Illustrated by Abigail Halpin

“It pushes through cracks and crannies and steals back forgotten places.”

Two children go on a wild adventure, leaving behind the order of the city and embracing the chaos of the wilderness. They walk through dark forests and jump into cool lakes; they meet colorful fields of flowers and rocky mountain faces. They are wholly present in every landscape they encounter. In this journey, both external and internal selves are rejuvenated through their interaction with nature, at first tentatively and then with hearts as wide and open as the spaces shown in the book.

This book is an active resistance of what has been described as environmental generational disorder. Simply by placing the two protagonists in lush and varied landscapes, the creators avoid an anthropocentric view of the world; instead, nature takes on the indefinable, intriguing aspects usually reserved for human characters. The characters have no dialogue, and their only action in the book is finding wilderness, telling readers that the most important step to letting the natural world into your life is to notice it. Researchers like E. O. Wilson have written about our innate love of the environment, and it has been cited as a vital step to combating the climate catastrophe and the biodiversity crisis. This book opens a door to the joys of being with nature and being in nature.

The book starts with a leaf in a city. The two protagonists are clearly urban children, stealing time with nature as they leave behind the city. Towards the end of the book, they return to the city (‘all you can see are streets and cars and buildings so high, they hide the sky’). As the solitary leaf floats through this concrete manmade world, it becomes a doorway, for the characters as well as the readers, to experience wilderness at our doorsteps. Drawing attention towards the value of urban wilderness, the book manages to drive home the idea that the human world is not separate from the natural world. In the book, wild is shown as hot and cold, enticing and dangerous, as secretive and abundant—hard to pin down, but an intrinsic part of the world in which we live. The book is a testament to biophilia.
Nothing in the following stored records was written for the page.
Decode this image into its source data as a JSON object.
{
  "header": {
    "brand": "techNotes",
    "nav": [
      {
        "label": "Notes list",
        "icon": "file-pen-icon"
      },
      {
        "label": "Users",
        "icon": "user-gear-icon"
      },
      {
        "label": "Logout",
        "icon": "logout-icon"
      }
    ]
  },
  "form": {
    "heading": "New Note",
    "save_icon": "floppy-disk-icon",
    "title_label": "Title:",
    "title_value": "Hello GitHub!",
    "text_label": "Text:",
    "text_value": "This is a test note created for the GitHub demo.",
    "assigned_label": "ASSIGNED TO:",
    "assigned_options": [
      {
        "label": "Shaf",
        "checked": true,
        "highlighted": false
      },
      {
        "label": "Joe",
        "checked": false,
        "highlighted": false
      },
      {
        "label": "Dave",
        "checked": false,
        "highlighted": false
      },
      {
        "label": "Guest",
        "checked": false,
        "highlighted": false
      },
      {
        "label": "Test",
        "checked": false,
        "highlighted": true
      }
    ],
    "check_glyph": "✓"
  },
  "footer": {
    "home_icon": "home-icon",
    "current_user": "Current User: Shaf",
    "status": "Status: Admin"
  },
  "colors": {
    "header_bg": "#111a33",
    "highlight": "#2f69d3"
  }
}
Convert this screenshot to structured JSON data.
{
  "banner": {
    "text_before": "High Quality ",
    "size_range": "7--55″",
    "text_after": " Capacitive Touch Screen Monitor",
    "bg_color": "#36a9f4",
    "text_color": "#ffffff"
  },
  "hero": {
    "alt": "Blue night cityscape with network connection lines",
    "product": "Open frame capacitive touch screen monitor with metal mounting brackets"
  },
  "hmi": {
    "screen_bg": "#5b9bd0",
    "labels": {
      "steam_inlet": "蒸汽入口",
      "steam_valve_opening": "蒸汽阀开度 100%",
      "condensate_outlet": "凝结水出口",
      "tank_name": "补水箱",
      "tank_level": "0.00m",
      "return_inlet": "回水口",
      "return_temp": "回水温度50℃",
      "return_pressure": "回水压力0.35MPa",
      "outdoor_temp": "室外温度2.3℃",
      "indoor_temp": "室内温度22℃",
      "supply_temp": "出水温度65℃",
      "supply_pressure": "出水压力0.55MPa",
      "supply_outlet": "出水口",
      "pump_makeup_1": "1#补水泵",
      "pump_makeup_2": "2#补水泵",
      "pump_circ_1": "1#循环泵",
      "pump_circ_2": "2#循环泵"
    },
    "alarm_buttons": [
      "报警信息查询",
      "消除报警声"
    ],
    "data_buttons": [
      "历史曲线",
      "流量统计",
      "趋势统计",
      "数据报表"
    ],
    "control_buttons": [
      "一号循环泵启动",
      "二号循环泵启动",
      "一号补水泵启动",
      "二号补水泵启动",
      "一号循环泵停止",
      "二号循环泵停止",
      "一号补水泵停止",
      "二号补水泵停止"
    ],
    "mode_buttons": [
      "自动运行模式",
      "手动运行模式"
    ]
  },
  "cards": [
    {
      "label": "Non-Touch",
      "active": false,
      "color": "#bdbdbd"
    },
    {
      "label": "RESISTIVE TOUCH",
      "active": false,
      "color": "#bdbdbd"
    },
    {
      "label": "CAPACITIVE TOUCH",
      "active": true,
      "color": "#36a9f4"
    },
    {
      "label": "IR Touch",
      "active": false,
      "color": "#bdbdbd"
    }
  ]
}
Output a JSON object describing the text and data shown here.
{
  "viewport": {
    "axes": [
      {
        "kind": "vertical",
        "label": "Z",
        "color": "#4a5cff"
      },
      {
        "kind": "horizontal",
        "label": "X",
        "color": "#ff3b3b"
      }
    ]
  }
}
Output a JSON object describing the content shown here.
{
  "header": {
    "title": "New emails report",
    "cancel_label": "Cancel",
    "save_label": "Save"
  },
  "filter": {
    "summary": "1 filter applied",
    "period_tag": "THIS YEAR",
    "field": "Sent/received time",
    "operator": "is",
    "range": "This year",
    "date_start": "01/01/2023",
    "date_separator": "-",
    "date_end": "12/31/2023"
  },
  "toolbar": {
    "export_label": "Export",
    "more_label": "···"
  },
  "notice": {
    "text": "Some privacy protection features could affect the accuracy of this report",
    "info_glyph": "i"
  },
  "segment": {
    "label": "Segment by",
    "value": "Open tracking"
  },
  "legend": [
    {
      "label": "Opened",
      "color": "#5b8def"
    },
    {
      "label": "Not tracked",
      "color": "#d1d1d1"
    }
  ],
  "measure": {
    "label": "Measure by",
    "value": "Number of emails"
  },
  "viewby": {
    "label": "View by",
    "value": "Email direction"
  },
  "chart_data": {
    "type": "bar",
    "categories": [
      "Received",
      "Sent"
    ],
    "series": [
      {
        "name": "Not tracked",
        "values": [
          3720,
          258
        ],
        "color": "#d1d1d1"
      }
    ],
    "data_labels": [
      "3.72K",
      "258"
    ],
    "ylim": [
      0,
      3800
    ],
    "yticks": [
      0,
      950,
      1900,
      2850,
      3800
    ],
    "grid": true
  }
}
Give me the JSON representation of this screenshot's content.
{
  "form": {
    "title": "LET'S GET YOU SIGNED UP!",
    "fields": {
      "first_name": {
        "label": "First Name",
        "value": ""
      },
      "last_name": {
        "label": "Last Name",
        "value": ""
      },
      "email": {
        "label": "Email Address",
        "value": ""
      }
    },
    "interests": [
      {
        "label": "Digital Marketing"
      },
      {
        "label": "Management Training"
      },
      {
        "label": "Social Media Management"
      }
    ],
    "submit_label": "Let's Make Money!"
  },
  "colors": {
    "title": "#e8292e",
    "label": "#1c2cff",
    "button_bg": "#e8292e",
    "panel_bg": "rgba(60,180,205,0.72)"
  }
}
©2024 ClimateLit (Aparna Kapur)

More resources:

The author’s website contains links to supplementary material:

This book is featured in Climate Literacy in Education’s curriculum guide: “Patch of Dirt: Eleven Picturebooks and a Plug for Nearby Nature

Publisher: ‎Knopf Books, 2016

Pages: 32

Lexile Score: AD580L

ISBN: 978-1101932810

Audience: Ages 4-7, Ages 8-13

Format: Picturebooks

Topics: Anthropocene, Biodiversity, Biodiversity Loss, Biophilia, Climate Crisis, Environmental Generational Disorder, Nature, Urban Environments, Urban Wilderness, Wilderness